Your assignment:
Filter the records, keeping every line that has the string "Start".

Records for processing:
● ● ● ● ●
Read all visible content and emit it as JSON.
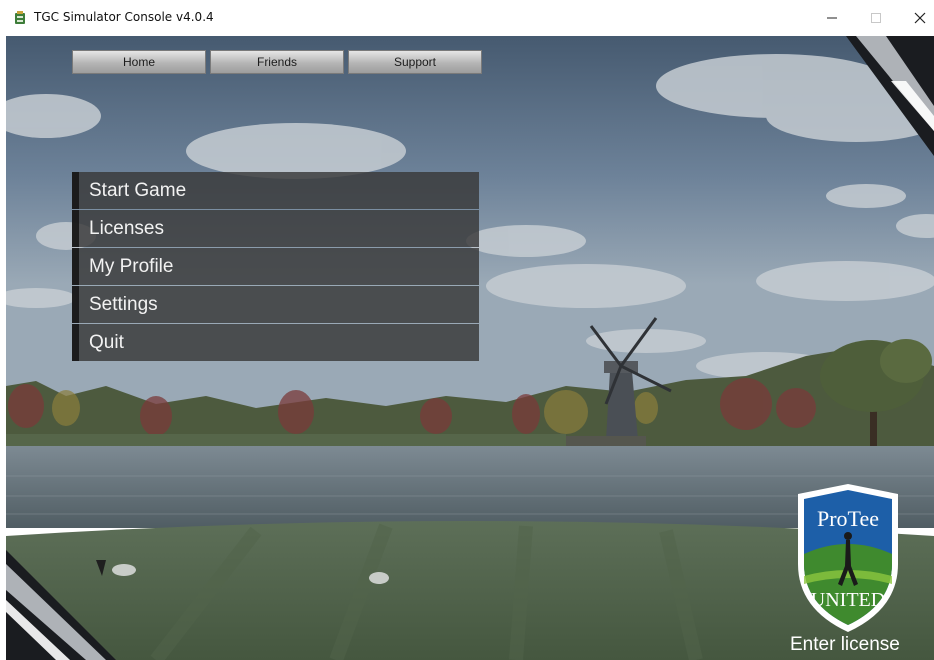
{
  "window": {
    "title": "TGC Simulator Console v4.0.4",
    "controls": [
      "minimize",
      "maximize",
      "close"
    ]
  },
  "topnav": {
    "items": [
      {
        "label": "Home"
      },
      {
        "label": "Friends"
      },
      {
        "label": "Support"
      }
    ]
  },
  "main_menu": {
    "items": [
      {
        "label": "Start Game"
      },
      {
        "label": "Licenses"
      },
      {
        "label": "My Profile"
      },
      {
        "label": "Settings"
      },
      {
        "label": "Quit"
      }
    ]
  },
  "branding": {
    "logo_text_top": "ProTee",
    "logo_text_bottom": "UNITED",
    "colors": {
      "shield_blue": "#1d5fa8",
      "shield_green": "#3f8a2e"
    }
  },
  "license": {
    "link_label": "Enter license"
  },
  "icons": [
    "app-icon",
    "minimize-icon",
    "maximize-icon",
    "close-icon"
  ]
}
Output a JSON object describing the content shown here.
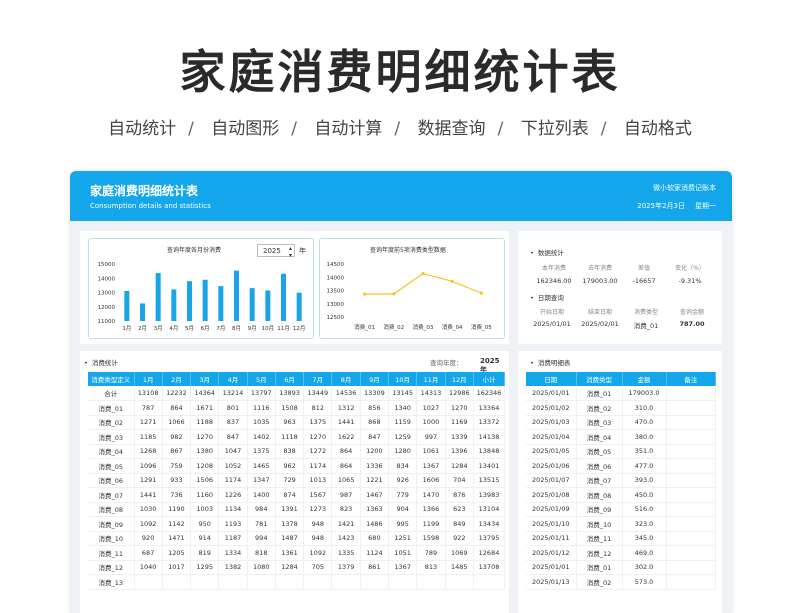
{
  "banner": {
    "title": "家庭消费明细统计表",
    "features": [
      "自动统计",
      "自动图形",
      "自动计算",
      "数据查询",
      "下拉列表",
      "自动格式"
    ]
  },
  "app": {
    "title": "家庭消费明细统计表",
    "subtitle": "Consumption details and statistics",
    "author": "微小软家消费记账本",
    "date": "2025年2月3日",
    "weekday": "星期一"
  },
  "colors": {
    "accent": "#13a6ea",
    "bar": "#1aa5e6",
    "line": "#f5c326"
  },
  "chart_data": [
    {
      "type": "bar",
      "title": "查询年度各月份消费",
      "selector": {
        "value": "2025",
        "suffix": "年"
      },
      "categories": [
        "1月",
        "2月",
        "3月",
        "4月",
        "5月",
        "6月",
        "7月",
        "8月",
        "9月",
        "10月",
        "11月",
        "12月"
      ],
      "values": [
        13108,
        12232,
        14364,
        13214,
        13797,
        13893,
        13449,
        14536,
        13309,
        13145,
        14313,
        12986
      ],
      "yticks": [
        11000,
        12000,
        13000,
        14000,
        15000
      ],
      "ylim": [
        11000,
        15000
      ]
    },
    {
      "type": "line",
      "title": "查询年度前5项消费类型数据",
      "categories": [
        "消费_01",
        "消费_02",
        "消费_03",
        "消费_04",
        "消费_05"
      ],
      "values": [
        13364,
        13372,
        14138,
        13848,
        13401
      ],
      "yticks": [
        12500,
        13000,
        13500,
        14000,
        14500
      ],
      "ylim": [
        12500,
        14500
      ]
    }
  ],
  "stats": {
    "title": "数据统计",
    "headers": [
      "本年消费",
      "去年消费",
      "差值",
      "变化（%）"
    ],
    "values": [
      "162346.00",
      "179003.00",
      "-16657",
      "-9.31%"
    ],
    "query_title": "日期查询",
    "query_headers": [
      "开始日期",
      "结束日期",
      "消费类型",
      "查询金额"
    ],
    "query_values": [
      "2025/01/01",
      "2025/02/01",
      "消费_01",
      "787.00"
    ]
  },
  "summary": {
    "title": "消费统计",
    "year_label": "查询年度：",
    "year": "2025 年",
    "headers": [
      "消费类型定义",
      "1月",
      "2月",
      "3月",
      "4月",
      "5月",
      "6月",
      "7月",
      "8月",
      "9月",
      "10月",
      "11月",
      "12月",
      "小计"
    ],
    "rows": [
      [
        "合计",
        "13108",
        "12232",
        "14364",
        "13214",
        "13797",
        "13893",
        "13449",
        "14536",
        "13309",
        "13145",
        "14313",
        "12986",
        "162346"
      ],
      [
        "消费_01",
        "787",
        "864",
        "1671",
        "801",
        "1116",
        "1508",
        "812",
        "1312",
        "856",
        "1340",
        "1027",
        "1270",
        "13364"
      ],
      [
        "消费_02",
        "1271",
        "1066",
        "1188",
        "837",
        "1035",
        "963",
        "1375",
        "1441",
        "868",
        "1159",
        "1000",
        "1169",
        "13372"
      ],
      [
        "消费_03",
        "1185",
        "982",
        "1270",
        "847",
        "1402",
        "1118",
        "1270",
        "1622",
        "847",
        "1259",
        "997",
        "1339",
        "14138"
      ],
      [
        "消费_04",
        "1268",
        "867",
        "1380",
        "1047",
        "1375",
        "838",
        "1272",
        "864",
        "1200",
        "1280",
        "1061",
        "1396",
        "13848"
      ],
      [
        "消费_05",
        "1096",
        "759",
        "1208",
        "1052",
        "1465",
        "962",
        "1174",
        "864",
        "1336",
        "834",
        "1367",
        "1284",
        "13401"
      ],
      [
        "消费_06",
        "1291",
        "933",
        "1506",
        "1174",
        "1347",
        "729",
        "1013",
        "1065",
        "1221",
        "926",
        "1606",
        "704",
        "13515"
      ],
      [
        "消费_07",
        "1441",
        "736",
        "1160",
        "1226",
        "1400",
        "874",
        "1567",
        "987",
        "1467",
        "779",
        "1470",
        "876",
        "13983"
      ],
      [
        "消费_08",
        "1030",
        "1190",
        "1003",
        "1134",
        "984",
        "1391",
        "1273",
        "823",
        "1363",
        "904",
        "1366",
        "623",
        "13104"
      ],
      [
        "消费_09",
        "1092",
        "1142",
        "950",
        "1193",
        "781",
        "1378",
        "948",
        "1421",
        "1486",
        "995",
        "1199",
        "849",
        "13434"
      ],
      [
        "消费_10",
        "920",
        "1471",
        "914",
        "1187",
        "994",
        "1487",
        "948",
        "1423",
        "680",
        "1251",
        "1598",
        "922",
        "13795"
      ],
      [
        "消费_11",
        "687",
        "1205",
        "819",
        "1334",
        "818",
        "1361",
        "1092",
        "1335",
        "1124",
        "1051",
        "789",
        "1069",
        "12684"
      ],
      [
        "消费_12",
        "1040",
        "1017",
        "1295",
        "1382",
        "1080",
        "1284",
        "705",
        "1379",
        "861",
        "1367",
        "813",
        "1485",
        "13708"
      ],
      [
        "消费_13",
        "",
        "",
        "",
        "",
        "",
        "",
        "",
        "",
        "",
        "",
        "",
        "",
        ""
      ]
    ]
  },
  "detail": {
    "title": "消费明细表",
    "headers": [
      "日期",
      "消费类型",
      "金额",
      "备注"
    ],
    "rows": [
      [
        "2025/01/01",
        "消费_01",
        "179003.0",
        ""
      ],
      [
        "2025/01/02",
        "消费_02",
        "310.0",
        ""
      ],
      [
        "2025/01/03",
        "消费_03",
        "470.0",
        ""
      ],
      [
        "2025/01/04",
        "消费_04",
        "380.0",
        ""
      ],
      [
        "2025/01/05",
        "消费_05",
        "351.0",
        ""
      ],
      [
        "2025/01/06",
        "消费_06",
        "477.0",
        ""
      ],
      [
        "2025/01/07",
        "消费_07",
        "393.0",
        ""
      ],
      [
        "2025/01/08",
        "消费_08",
        "450.0",
        ""
      ],
      [
        "2025/01/09",
        "消费_09",
        "516.0",
        ""
      ],
      [
        "2025/01/10",
        "消费_10",
        "323.0",
        ""
      ],
      [
        "2025/01/11",
        "消费_11",
        "345.0",
        ""
      ],
      [
        "2025/01/12",
        "消费_12",
        "469.0",
        ""
      ],
      [
        "2025/01/01",
        "消费_01",
        "302.0",
        ""
      ],
      [
        "2025/01/13",
        "消费_02",
        "573.0",
        ""
      ]
    ]
  }
}
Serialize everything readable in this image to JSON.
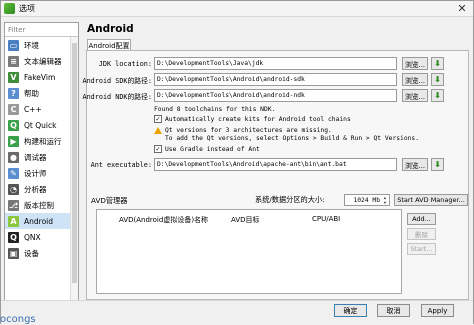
{
  "window": {
    "title": "选项"
  },
  "sidebar": {
    "filter_placeholder": "Filter",
    "items": [
      {
        "label": "环境",
        "icon": "monitor-icon",
        "color": "#4a7fc1"
      },
      {
        "label": "文本编辑器",
        "icon": "text-editor-icon",
        "color": "#7a7a7a"
      },
      {
        "label": "FakeVim",
        "icon": "fakevim-icon",
        "color": "#3f8f3a"
      },
      {
        "label": "帮助",
        "icon": "help-icon",
        "color": "#5b8dd1"
      },
      {
        "label": "C++",
        "icon": "cpp-icon",
        "color": "#9a9a9a"
      },
      {
        "label": "Qt Quick",
        "icon": "qt-quick-icon",
        "color": "#3aa14a"
      },
      {
        "label": "构建和运行",
        "icon": "build-run-icon",
        "color": "#3aa14a"
      },
      {
        "label": "调试器",
        "icon": "debugger-icon",
        "color": "#6a6a6a"
      },
      {
        "label": "设计师",
        "icon": "designer-icon",
        "color": "#5b8dd1"
      },
      {
        "label": "分析器",
        "icon": "analyzer-icon",
        "color": "#555555"
      },
      {
        "label": "版本控制",
        "icon": "version-control-icon",
        "color": "#777777"
      },
      {
        "label": "Android",
        "icon": "android-icon",
        "color": "#8cc63f"
      },
      {
        "label": "QNX",
        "icon": "qnx-icon",
        "color": "#222222"
      },
      {
        "label": "设备",
        "icon": "devices-icon",
        "color": "#555555"
      }
    ]
  },
  "main": {
    "heading": "Android",
    "tab_label": "Android配置",
    "fields": [
      {
        "label": "JDK location:",
        "value": "D:\\DevelopmentTools\\Java\\jdk"
      },
      {
        "label": "Android SDK的路径:",
        "value": "D:\\DevelopmentTools\\Android\\android-sdk"
      },
      {
        "label": "Android NDK的路径:",
        "value": "D:\\DevelopmentTools\\Android\\android-ndk"
      }
    ],
    "ndk_found": "Found 8 toolchains for this NDK.",
    "auto_toolchains": "Automatically create kits for Android tool chains",
    "warning_line1": "Qt versions for 3 architectures are missing.",
    "warning_line2": "To add the Qt versions, select Options > Build & Run > Qt Versions.",
    "gradle_label": "Use Gradle instead of Ant",
    "ant_label": "Ant executable:",
    "ant_value": "D:\\DevelopmentTools\\Android\\apache-ant\\bin\\ant.bat",
    "browse_label": "浏览...",
    "avd": {
      "title": "AVD管理器",
      "sdcard_label": "系统/数据分区的大小:",
      "sdcard_value": "1024 Mb",
      "start_manager": "Start AVD Manager...",
      "columns": [
        "AVD(Android虚拟设备)名称",
        "AVD目标",
        "CPU/ABI"
      ],
      "add": "Add...",
      "remove": "删除",
      "start": "Start..."
    }
  },
  "footer": {
    "ok": "确定",
    "cancel": "取消",
    "apply": "Apply"
  },
  "stray_text": "ocongs"
}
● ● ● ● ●
Exercise result:
        "label": "Start Game"
      "start_manager": "Start AVD Manager...",
      "start": "Start..."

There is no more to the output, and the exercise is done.